Extracted records:
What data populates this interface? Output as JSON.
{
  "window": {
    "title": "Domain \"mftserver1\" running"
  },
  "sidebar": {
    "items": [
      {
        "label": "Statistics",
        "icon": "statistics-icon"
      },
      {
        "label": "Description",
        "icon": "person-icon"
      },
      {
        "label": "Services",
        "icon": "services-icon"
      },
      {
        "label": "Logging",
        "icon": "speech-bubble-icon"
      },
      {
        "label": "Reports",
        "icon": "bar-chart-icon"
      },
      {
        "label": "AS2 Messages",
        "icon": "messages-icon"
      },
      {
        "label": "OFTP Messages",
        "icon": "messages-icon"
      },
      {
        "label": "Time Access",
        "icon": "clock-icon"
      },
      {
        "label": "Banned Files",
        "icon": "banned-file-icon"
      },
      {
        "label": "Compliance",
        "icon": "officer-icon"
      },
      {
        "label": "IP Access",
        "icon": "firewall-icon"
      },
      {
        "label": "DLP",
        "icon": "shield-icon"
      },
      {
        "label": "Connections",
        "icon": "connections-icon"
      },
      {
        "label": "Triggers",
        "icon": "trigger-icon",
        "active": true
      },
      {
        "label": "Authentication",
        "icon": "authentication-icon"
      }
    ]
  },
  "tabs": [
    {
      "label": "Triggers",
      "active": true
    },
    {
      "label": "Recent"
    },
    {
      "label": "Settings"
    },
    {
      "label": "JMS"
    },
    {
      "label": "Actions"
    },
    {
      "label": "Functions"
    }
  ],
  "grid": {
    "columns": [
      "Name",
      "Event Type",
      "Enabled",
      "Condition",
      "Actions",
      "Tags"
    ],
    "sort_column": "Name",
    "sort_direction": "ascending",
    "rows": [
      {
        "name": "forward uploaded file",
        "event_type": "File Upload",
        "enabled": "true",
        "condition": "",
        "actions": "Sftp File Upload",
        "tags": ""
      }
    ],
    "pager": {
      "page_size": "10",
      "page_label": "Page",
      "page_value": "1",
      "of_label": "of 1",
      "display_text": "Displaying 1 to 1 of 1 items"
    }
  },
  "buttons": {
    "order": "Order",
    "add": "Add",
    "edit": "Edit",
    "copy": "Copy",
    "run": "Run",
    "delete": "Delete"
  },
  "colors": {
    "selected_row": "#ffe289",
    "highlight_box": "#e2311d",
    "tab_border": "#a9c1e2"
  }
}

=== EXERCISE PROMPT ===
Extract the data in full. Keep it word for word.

=== WRITTEN ANSWER ===
What data populates this interface? Output as JSON.
{
  "window": {
    "title": "Domain \"mftserver1\" running"
  },
  "sidebar": {
    "items": [
      {
        "label": "Statistics",
        "icon": "statistics-icon"
      },
      {
        "label": "Description",
        "icon": "person-icon"
      },
      {
        "label": "Services",
        "icon": "services-icon"
      },
      {
        "label": "Logging",
        "icon": "speech-bubble-icon"
      },
      {
        "label": "Reports",
        "icon": "bar-chart-icon"
      },
      {
        "label": "AS2 Messages",
        "icon": "messages-icon"
      },
      {
        "label": "OFTP Messages",
        "icon": "messages-icon"
      },
      {
        "label": "Time Access",
        "icon": "clock-icon"
      },
      {
        "label": "Banned Files",
        "icon": "banned-file-icon"
      },
      {
        "label": "Compliance",
        "icon": "officer-icon"
      },
      {
        "label": "IP Access",
        "icon": "firewall-icon"
      },
      {
        "label": "DLP",
        "icon": "shield-icon"
      },
      {
        "label": "Connections",
        "icon": "connections-icon"
      },
      {
        "label": "Triggers",
        "icon": "trigger-icon",
        "active": true
      },
      {
        "label": "Authentication",
        "icon": "authentication-icon"
      }
    ]
  },
  "tabs": [
    {
      "label": "Triggers",
      "active": true
    },
    {
      "label": "Recent"
    },
    {
      "label": "Settings"
    },
    {
      "label": "JMS"
    },
    {
      "label": "Actions"
    },
    {
      "label": "Functions"
    }
  ],
  "grid": {
    "columns": [
      "Name",
      "Event Type",
      "Enabled",
      "Condition",
      "Actions",
      "Tags"
    ],
    "sort_column": "Name",
    "sort_direction": "ascending",
    "rows": [
      {
        "name": "forward uploaded file",
        "event_type": "File Upload",
        "enabled": "true",
        "condition": "",
        "actions": "Sftp File Upload",
        "tags": ""
      }
    ],
    "pager": {
      "page_size": "10",
      "page_label": "Page",
      "page_value": "1",
      "of_label": "of 1",
      "display_text": "Displaying 1 to 1 of 1 items"
    }
  },
  "buttons": {
    "order": "Order",
    "add": "Add",
    "edit": "Edit",
    "copy": "Copy",
    "run": "Run",
    "delete": "Delete"
  },
  "colors": {
    "selected_row": "#ffe289",
    "highlight_box": "#e2311d",
    "tab_border": "#a9c1e2"
  }
}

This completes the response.